Many teenagers have voracious appetites. Their bodies need extra fuel to power through rapid developmental changes. However, anxiety and depression can cause changes in appetite. Take note if your child begins skipping meals.
Such behavior could also indicate a different teenage emotional problem — an eating disorder. Roughly one in ten teen girls develops an unhealthy obsession with their diet and weight. Anorexia and bulimia can kill, so please take immediate intervention if your child drops a significant amount of weight or makes comments about being fat despite a healthy appearance.
5. Truancy and Misbehavior
Many children occasionally skip school as part of adolescent rebelliousness. However, this behavior can result in severe academic consequences, possibly endangering their future. Consider it a warning sign if it happens more than once or twice.

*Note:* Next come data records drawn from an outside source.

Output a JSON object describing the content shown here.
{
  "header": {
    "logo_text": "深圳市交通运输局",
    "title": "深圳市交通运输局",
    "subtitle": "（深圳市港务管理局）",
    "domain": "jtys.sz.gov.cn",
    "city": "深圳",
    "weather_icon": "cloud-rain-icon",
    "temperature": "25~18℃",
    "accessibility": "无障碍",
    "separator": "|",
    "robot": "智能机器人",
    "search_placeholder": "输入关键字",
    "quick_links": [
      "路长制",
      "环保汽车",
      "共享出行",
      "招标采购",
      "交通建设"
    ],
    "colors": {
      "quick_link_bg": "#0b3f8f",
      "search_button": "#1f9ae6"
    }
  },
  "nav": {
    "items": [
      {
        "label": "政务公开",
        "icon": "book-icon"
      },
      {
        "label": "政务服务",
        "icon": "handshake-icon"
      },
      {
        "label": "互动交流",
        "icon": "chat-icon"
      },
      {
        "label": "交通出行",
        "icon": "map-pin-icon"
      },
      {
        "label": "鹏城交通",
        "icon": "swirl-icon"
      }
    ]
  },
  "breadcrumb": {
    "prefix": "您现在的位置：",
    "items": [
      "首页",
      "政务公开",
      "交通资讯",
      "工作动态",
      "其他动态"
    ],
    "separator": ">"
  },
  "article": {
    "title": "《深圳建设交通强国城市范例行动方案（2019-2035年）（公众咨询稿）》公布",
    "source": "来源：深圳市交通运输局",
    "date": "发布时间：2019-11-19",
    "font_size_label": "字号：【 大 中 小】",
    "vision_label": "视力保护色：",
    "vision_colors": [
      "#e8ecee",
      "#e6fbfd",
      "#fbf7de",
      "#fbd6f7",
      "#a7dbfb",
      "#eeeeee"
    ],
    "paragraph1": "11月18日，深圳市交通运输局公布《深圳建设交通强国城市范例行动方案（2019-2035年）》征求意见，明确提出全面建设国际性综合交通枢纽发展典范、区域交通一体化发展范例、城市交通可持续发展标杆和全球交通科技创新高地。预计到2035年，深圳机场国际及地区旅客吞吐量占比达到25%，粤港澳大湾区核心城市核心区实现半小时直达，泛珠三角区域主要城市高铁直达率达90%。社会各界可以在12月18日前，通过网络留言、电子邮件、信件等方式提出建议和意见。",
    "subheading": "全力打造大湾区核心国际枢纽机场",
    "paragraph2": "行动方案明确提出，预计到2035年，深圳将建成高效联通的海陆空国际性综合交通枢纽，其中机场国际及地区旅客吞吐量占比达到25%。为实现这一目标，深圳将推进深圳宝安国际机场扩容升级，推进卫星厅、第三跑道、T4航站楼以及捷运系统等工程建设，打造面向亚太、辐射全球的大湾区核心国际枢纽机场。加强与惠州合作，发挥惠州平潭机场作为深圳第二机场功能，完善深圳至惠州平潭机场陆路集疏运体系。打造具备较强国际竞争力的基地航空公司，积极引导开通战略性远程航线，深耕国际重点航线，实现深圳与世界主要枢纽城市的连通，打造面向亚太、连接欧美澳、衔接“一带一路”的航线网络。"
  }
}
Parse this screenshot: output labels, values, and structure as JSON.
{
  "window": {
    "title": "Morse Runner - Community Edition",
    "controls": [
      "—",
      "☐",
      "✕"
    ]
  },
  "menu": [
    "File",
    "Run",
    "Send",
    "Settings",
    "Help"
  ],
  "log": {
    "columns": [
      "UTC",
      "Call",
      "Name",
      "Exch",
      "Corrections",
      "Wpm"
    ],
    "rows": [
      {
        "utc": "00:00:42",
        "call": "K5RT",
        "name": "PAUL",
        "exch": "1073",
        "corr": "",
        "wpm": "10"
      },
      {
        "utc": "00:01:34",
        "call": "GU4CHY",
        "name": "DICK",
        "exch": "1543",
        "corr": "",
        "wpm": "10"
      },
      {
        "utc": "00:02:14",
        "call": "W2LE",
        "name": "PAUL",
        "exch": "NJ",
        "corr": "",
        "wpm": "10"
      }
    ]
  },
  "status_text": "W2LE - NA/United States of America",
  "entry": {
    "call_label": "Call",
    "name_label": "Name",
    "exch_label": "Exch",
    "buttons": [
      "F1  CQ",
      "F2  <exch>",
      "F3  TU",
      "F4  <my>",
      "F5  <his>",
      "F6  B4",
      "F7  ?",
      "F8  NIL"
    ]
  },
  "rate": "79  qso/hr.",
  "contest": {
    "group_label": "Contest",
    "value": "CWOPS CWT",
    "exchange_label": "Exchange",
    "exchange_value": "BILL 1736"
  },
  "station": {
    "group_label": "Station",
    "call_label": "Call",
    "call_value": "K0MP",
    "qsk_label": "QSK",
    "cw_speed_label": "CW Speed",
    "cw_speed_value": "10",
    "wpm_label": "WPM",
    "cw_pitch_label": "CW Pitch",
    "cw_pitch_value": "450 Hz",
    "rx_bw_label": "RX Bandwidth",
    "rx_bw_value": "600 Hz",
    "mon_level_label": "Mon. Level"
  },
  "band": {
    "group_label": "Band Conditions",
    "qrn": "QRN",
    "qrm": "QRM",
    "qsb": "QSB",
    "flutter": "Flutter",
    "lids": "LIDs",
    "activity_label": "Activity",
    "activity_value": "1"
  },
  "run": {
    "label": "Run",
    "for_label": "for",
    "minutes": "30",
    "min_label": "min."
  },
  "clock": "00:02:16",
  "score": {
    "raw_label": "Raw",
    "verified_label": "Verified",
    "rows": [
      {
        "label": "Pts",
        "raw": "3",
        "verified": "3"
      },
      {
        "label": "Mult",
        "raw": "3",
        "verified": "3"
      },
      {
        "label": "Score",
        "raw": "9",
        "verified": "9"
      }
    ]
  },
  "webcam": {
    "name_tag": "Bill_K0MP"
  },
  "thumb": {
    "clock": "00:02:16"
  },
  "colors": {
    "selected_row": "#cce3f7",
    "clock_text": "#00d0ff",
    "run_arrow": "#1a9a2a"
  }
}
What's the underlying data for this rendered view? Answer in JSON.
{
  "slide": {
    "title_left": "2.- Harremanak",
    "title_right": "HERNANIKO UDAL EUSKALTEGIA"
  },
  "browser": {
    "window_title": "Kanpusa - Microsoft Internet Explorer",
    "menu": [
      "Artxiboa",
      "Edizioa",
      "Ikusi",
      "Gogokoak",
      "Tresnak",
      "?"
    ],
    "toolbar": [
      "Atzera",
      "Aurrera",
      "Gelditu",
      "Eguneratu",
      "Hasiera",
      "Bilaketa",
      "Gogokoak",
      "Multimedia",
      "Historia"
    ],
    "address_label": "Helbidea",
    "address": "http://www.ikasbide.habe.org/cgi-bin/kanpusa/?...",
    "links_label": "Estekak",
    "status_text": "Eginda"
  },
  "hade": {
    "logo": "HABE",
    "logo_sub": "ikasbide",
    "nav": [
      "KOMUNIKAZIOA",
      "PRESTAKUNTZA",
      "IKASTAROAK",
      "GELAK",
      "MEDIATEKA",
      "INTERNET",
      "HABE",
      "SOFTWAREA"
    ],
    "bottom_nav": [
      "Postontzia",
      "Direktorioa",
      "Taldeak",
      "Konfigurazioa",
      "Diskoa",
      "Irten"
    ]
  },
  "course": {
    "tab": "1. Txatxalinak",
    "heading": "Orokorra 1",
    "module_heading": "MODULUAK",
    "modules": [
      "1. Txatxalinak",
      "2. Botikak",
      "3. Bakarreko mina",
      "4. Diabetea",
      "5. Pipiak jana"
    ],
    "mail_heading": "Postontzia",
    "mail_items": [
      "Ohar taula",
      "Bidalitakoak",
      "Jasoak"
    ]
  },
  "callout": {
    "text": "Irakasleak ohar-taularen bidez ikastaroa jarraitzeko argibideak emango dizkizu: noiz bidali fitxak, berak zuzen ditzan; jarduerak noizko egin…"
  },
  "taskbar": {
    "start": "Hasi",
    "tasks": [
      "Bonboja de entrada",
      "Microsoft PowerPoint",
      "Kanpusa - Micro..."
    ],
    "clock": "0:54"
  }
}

Likewise, take heed if the child who once received high praise for behavior starts getting in trouble. Acting out can signify deeper problems, like unresolved trauma, and requires treatment and patience. Harsh punishments can sometimes worsen an already bad situation by alienating your teen, reinforcing their belief that no one understands them or cares.
Teens mature at different rates. If your 16 or 17-year-old is in a committed relationship, you might discuss their birth control options and help your child obtain their preferred method. At the very least, you should have “the talk.”
However, having multiple sexual partners can signify trouble — and not only if your child contracts a disease or becomes pregnant. Many sexual assault survivors engage in such behaviors to win approval. Overcoming sexual trauma often requires therapeutic intervention.
7. Signs of Drug and Alcohol Use
Many teens experiment with drugs and alcohol, but that doesn’t make the behavior less unsafe. What’s more worrisome is how these substances affect their developmental trajectory. Changes in their prefrontal cortex during adolescence govern memory and impulse control — damage to this region can result in risky decision-making.
The signs of alcohol and drug use mirror other teenage emotional problems. You’ll probably notice either social withdrawal or a connection with a new circle. They may also engage in risky, even criminal behaviors to obtain their substance of choice. Pay attention if you start noticing money disappearing from your wallet or valuables turning up missing.
8. Suicidal References or Self-Harm
Suicidal references always require intervention. If your child talks about harming themselves, or you notice behaviors like cutting, please stop and talk. Stay with them until the crisis passes and remove any objects they could use to hurt themselves from the immediate area.
You can reach out to the National Suicide Prevention Hotline at 833-456-4566. You or your teen can also text 741-741 to chat with a trained volunteer. These temporary interventions are no substitute for professional assistance. Please recognize your child’s suicidal references as a cry for help and seek a qualified therapist.
Recognizing Teenage Emotional Problems
The adolescent years come with plenty of turmoil, and it can be challenging to know what constitutes normal behavior. However, you have a duty as a parent to pay attention to signs of teenage emotional problems in your child. If you recognize any of the above behaviors, please seek professional therapeutic help.